Jonah Lehrer — he of the self-plagiarism and fabricated Dylan quotes — tried to start rehabilitating himself last week, and it didn’t go well. He gave a speech and Q&A session at a seminar hosted by the Knight Foundation (which says “it supports transformational ideas that promote quality journalism”). In it he laid out what he perceived were the causes of his misdeeds and how he intends to make sure they don’t happen again.
As a journalist, the author of this entertaining Forbes article was not impressed. This paragraph caught my eye:
The oddness of Lehrer’s thinking came into focus when he allowed himself to consider some of the factors that may have eased his way down the path of iniquity. One, he said, is his high intelligence. “For some cognitive biases, being smart, having a high IQ, can make you more vulnerable to them,” he said.

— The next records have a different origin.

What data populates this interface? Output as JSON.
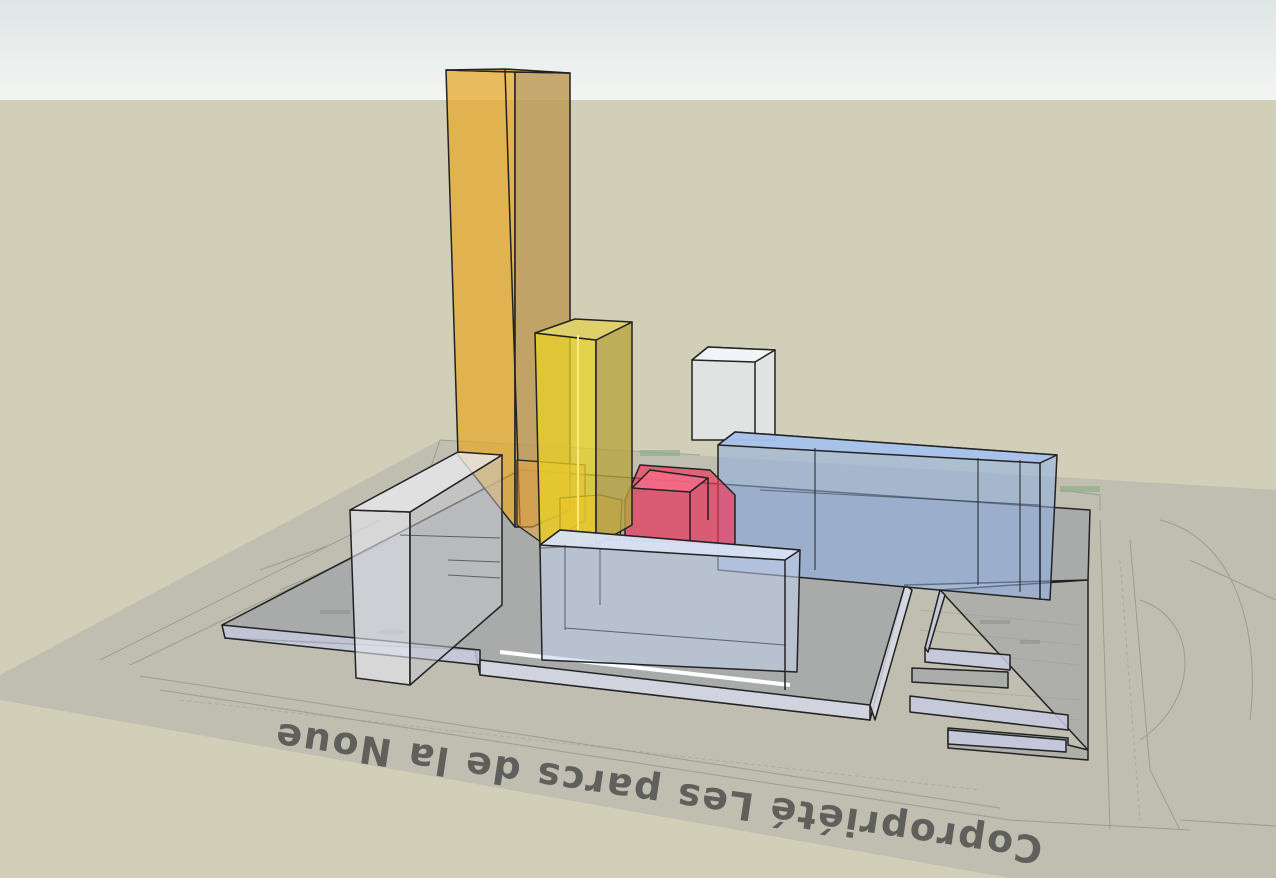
{
  "viewport": {
    "sky_color": "#eef1ef",
    "ground_color": "#d1cfb8",
    "plan_color": "#bdbcae"
  },
  "plan": {
    "label_text": "Copropriété Les parcs de la Noue",
    "label_color": "#5f5f5b"
  },
  "massing": {
    "colors": {
      "orange_tower": "#e4a82e",
      "yellow_tower": "#e8d226",
      "red_block": "#ee3b5d",
      "blue_block": "#8fb0e6",
      "white_block": "#e6e8f0",
      "gray_slab": "#c5c9da"
    }
  }
}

That’s really going to cause make Lehrer’s public feel sorry for him.
As a scientist, Jerry Coyne was not impressed.
When I was interviewed by Lehrer for his New Yorker story on E. O. Wilson, and saw the result, I sensed something amiss. There was such a disconnect between the science I taught him and what came out on the page that I suspected Lehrer was more interested in making a big splash than in the scientific truth. And, sure enough, truth has always taken a back seat to Lehrer’s self-promotion and desire to make a big splash at a young age.
In truth, and given the content of this speech, I sense that Lehrer is a bit of a sociopath. Yes, shows of contrition are often phony, meant to convince a gullible public (as in Lance Armstrong’s case) that they’re good to go again. But Lehrer can’t even be bothered to fake an apology that sounds meaningful. Call me uncharitable, but if I were a magazine editor, I’d never hire him; and we shouldn’t trust anything by him that’s not fact-checked by a legion of factotums. This is what happens when careerism trumps truth.
As a virtually unpaid fiction writer, though, I have to say I was impressed that Lehrer managed to get himself paid $20,000 for his little speech.
This whole thing makes it into my “Life is stupider than fiction” category–first, because Lehrer actually thinks he can rehabilitate his career by opining that his high intelligence was a cause of his problems. And second, because he got some charitable journalism foundation to pay him twenty grand for his deep thoughts on his malfeasance.
Upon sober reflection, the Knight Foundation realizes it may have made a bit of a mistake here.
Controversial speakers should have platforms, but Knight Foundation should not have put itself into a position tantamount to rewarding people who have violated the basic tenets of journalism. We regret our mistake.
The comments below their apology are not kind.